Prabin Rokaya | Daniel L. Peters | Mohamed Elshamy | Sujata Budhathoki | Karl–Erich Lindenschmidt

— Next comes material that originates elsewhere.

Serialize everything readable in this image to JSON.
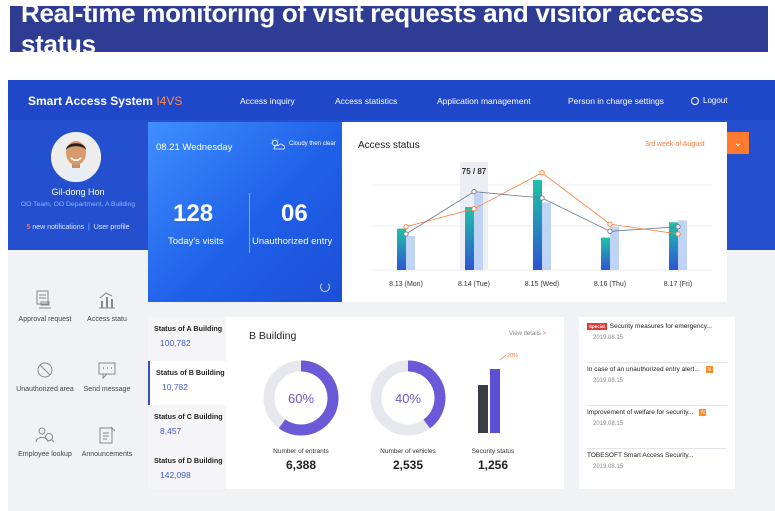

Anthropogenic and climatic‐induced changes to flow regimes pose significant risks to river systems. Northern rivers and their deltas are particularly vulnerable due to the disproportionate warming of the Northern Hemisphere compared with the Southern Hemisphere. Of special interest is the Peace–Athabasca Delta (PAD) in western Canada, a productive deltaic lake and wetland ecosystem, which has been recognized as a Ramsar site. Both climate‐ and regulation‐induced changes to the hydrological regime of the Peace River have raised concerns over the delta's ecological health. With the damming of the headwaters, the role of downstream unregulated tributaries has become more important in maintaining, to a certain degree, a natural flow regime, particularly during open‐water conditions. However, their flow contributions to the mainstem river under future climatic conditions remain largely uncertain. In this study, we first evaluated the ability of a land‐surface hydrological model to simulate hydro‐ecological relevant indicators, highlighting the model's strengths and weaknesses. Then, we investigated the streamflow conditions in the Smoky River, the largest unregulated tributary of the Peace River, in the 2071–2100 versus the 1981–2010 periods. Our modelling results revealed significant changes in the hydrological regime of the Smoky River, such as increased discharge in winter (+190%) and spring (+130%) but reduced summer flows (−33%) in the 2071–2100 period compared with the baseline period, which will have implications for the sustainability of the downstream PAD. In particular, the projected reductions in 30‐day and 90‐day maximum flows in the Smoky River will affect open‐water flooding, which is important in maintaining lake levels and connectivity to perimeter delta wetlands in the Peace sector of the PAD. The evaluation of breakup and freeze‐up flows for the 2071–2100 period showed mixed implications for the ice‐jam flooding, which is essential for recharging high‐elevation deltaic basins. Thus, despite projected increase in annual and spring runoff in the 2071–2100 period from the Smoky sub‐basin, the sustainability of the PAD still remains uncertain.